“The Record’s” Record

Henry Morrison Flagler did not become one of the richest men in America by accepting old bromides.

He is best known in Florida for his railroad (now the Florida East Coast, or F.E.C. line) and his stable of high-end hotels, all credited with developing Florida’s tourism industry.

Flagler knew not to trust the proverb “Build it and they will come.” He knew to modify it to read “Build it and advertise it and they will come.”

In those days, roughly 1885, until his death in 1913, print advertising was the way to go. He also knew the proverb “Don’t rent if you can own”, an idea that actually does stand fairly well as written.

Prepared to spend what was necessary to draw people from all over the country and, indeed, the world to his railroad, hotels, tourist spots and favorite cities in Florida, in 1894 Flagler bought the major local newspaper, The Herald,  in St. Augustine and centered his operations there.  By 1899, along with a few partners, he bought up the remaining papers and print operations in St. John’s County and was ready to turn out any style of printed material he needed.

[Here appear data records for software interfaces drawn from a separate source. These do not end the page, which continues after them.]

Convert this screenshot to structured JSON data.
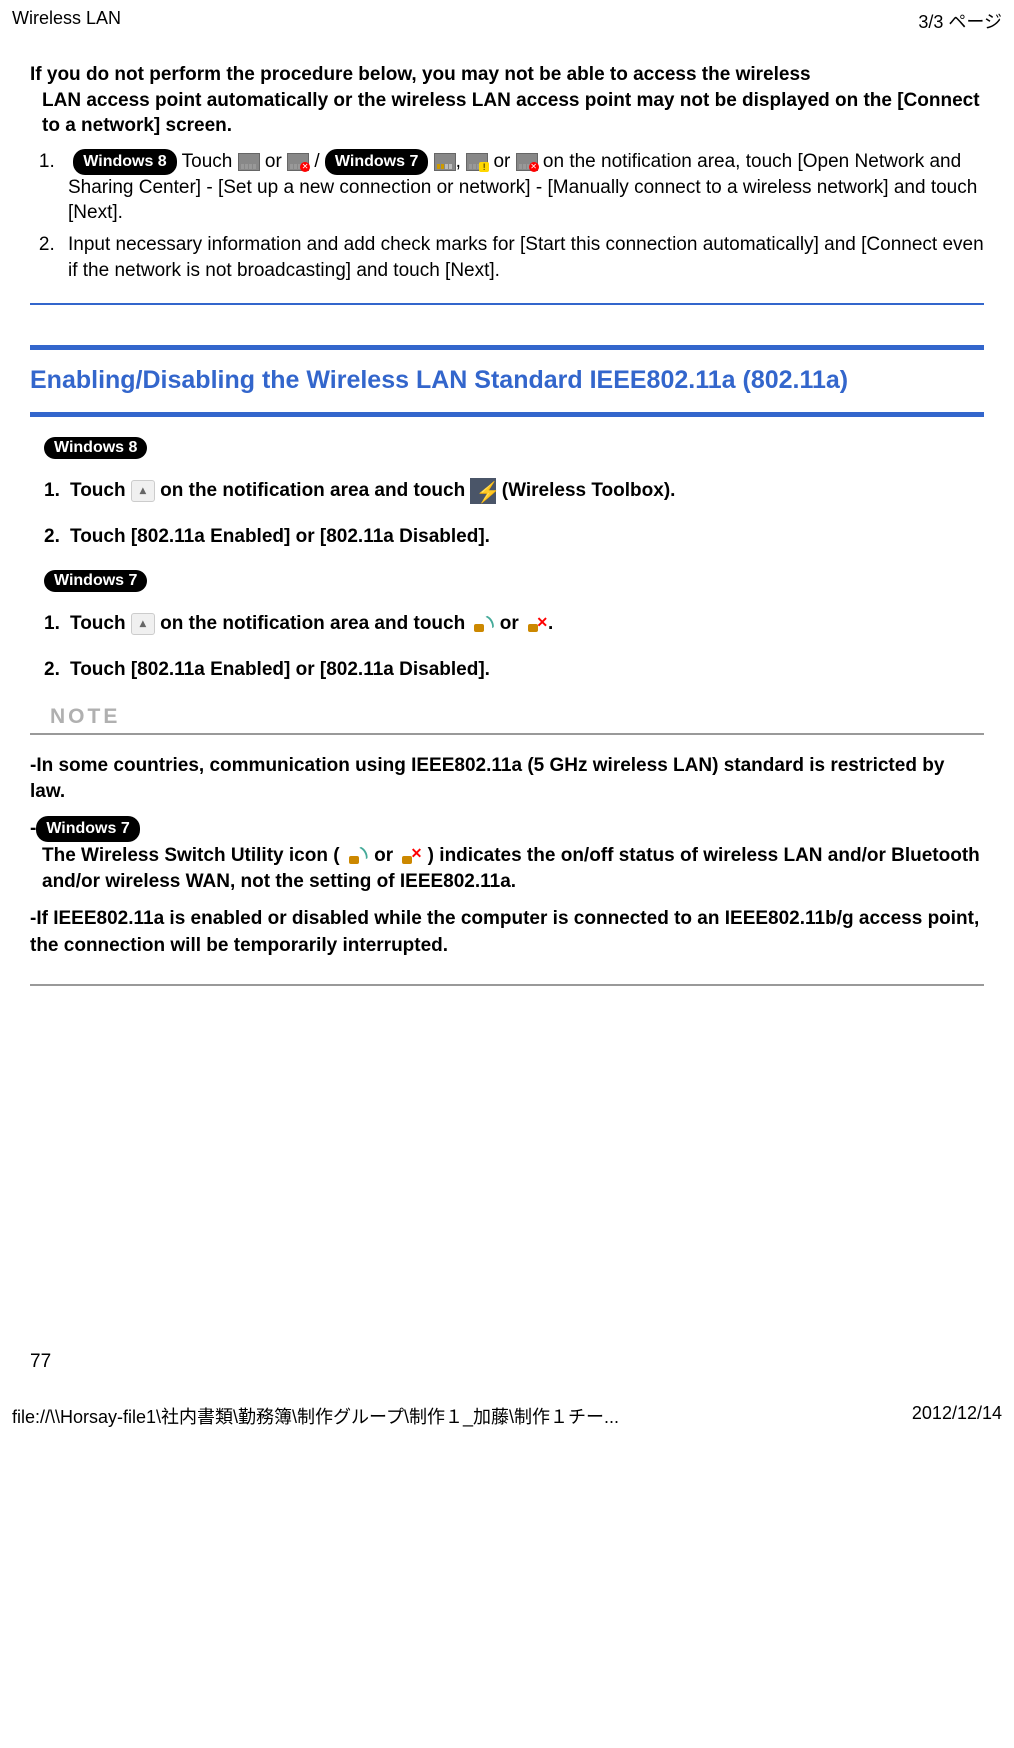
{
  "header": {
    "title": "Wireless LAN",
    "page_indicator": "3/3 ページ"
  },
  "intro": {
    "line1": "If you do not perform the procedure below, you may not be able to access the wireless",
    "line2": "LAN access point automatically or the wireless LAN access point may not be displayed on the [Connect to a network] screen."
  },
  "steps_intro": {
    "step1": {
      "win8": "Windows 8",
      "touch_word": " Touch ",
      "or1": " or ",
      "slash": " / ",
      "win7": "Windows 7",
      "space": "  ",
      "comma": ", ",
      "or2": " or ",
      "on_the": " on the",
      "rest": "notification area, touch [Open Network and Sharing Center] - [Set up a new connection or network] - [Manually connect to a wireless network] and touch [Next]."
    },
    "step2": "Input necessary information and add check marks for [Start this connection automatically] and [Connect even if the network is not broadcasting] and touch [Next]."
  },
  "section": {
    "title": "Enabling/Disabling the Wireless LAN Standard IEEE802.11a (802.11a)"
  },
  "win8_block": {
    "badge": "Windows 8",
    "step1_a": "Touch ",
    "step1_b": " on the notification area and touch ",
    "step1_c": " (Wireless Toolbox).",
    "step2": "Touch [802.11a Enabled] or [802.11a Disabled]."
  },
  "win7_block": {
    "badge": "Windows 7",
    "step1_a": "Touch ",
    "step1_b": " on the notification area and touch ",
    "step1_c": " or ",
    "step1_d": ".",
    "step2": "Touch [802.11a Enabled] or [802.11a Disabled]."
  },
  "note": {
    "label": "NOTE",
    "item1": "In some countries, communication using IEEE802.11a (5 GHz wireless LAN) standard is restricted by law.",
    "item2_badge": "Windows 7",
    "item2_a": "The Wireless Switch Utility icon ( ",
    "item2_b": " or ",
    "item2_c": " ) indicates the on/off status of wireless LAN and/or Bluetooth and/or wireless WAN, not the setting of IEEE802.11a.",
    "item3": "If IEEE802.11a is enabled or disabled while the computer is connected to an IEEE802.11b/g access point, the connection will be temporarily interrupted."
  },
  "page_number": "77",
  "footer": {
    "path": "file://\\\\Horsay-file1\\社内書類\\勤務簿\\制作グループ\\制作１_加藤\\制作１チー...",
    "date": "2012/12/14"
  }
}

A printing company may not come to mind at the mention of Henry Flagler, but his left a legacy as well as any railroad or art museum, and a portion of that legacy is in the collection of the Museum of Florida History in Cocoa, Brevard County.

Flagler consolidated all the smaller operations into what became “The Record Company.”  The newspaper became “The St. Augustine Record” and, yes, it still publishes today (http://www.staugustine.com/ ) under different ownership.

The Record Company had a division to produce pamphlets, brochures, posters and flyers -  any kind of promotional material needed to spread the word about the wonders and joys of a Florida vacation.

This was an era when everything had to be laid out by hand by skilled printers using specialized presses.

A four-color book cover could be considered a labor intensive work of art in itself. At its peak,  The Record Company had over 100 employees, and was one of the largest employers in the city.

From the beginning, guide books were pegged to the Florida East Coast Railway. This 1902 edition is full of information for travelers on train schedules, hotels, and services.

This booklet, for Flagler’s Alcazar Hotel is pitched right at the potential tourists’ main motivations:  health and pleasure.

Line drawings and photographs, never easy to print, would show the tourist exactly what to expect at these high-end spas.

Amenities included indoor pools,

steam cabinets and

even tanning beds.

The printers stayed busy turning out ever more enticing and sophisticated material for travelers.

In between they would work on ‘in house’ publications for the Flagler companies, such as this information guide for railroad employees about their retirement plan.

Always, often so small you needed a magnifying glass to see it, you could find the little imprint that proclaimed this work, simple or sophisticated, was from “The Record Company”. Just for the record, the FEC still rolls and the St. Augustine Record still publishes, but the Flagler Company sold its interest in “The Record Company” in 1942 and now the printing operation is essentially gone.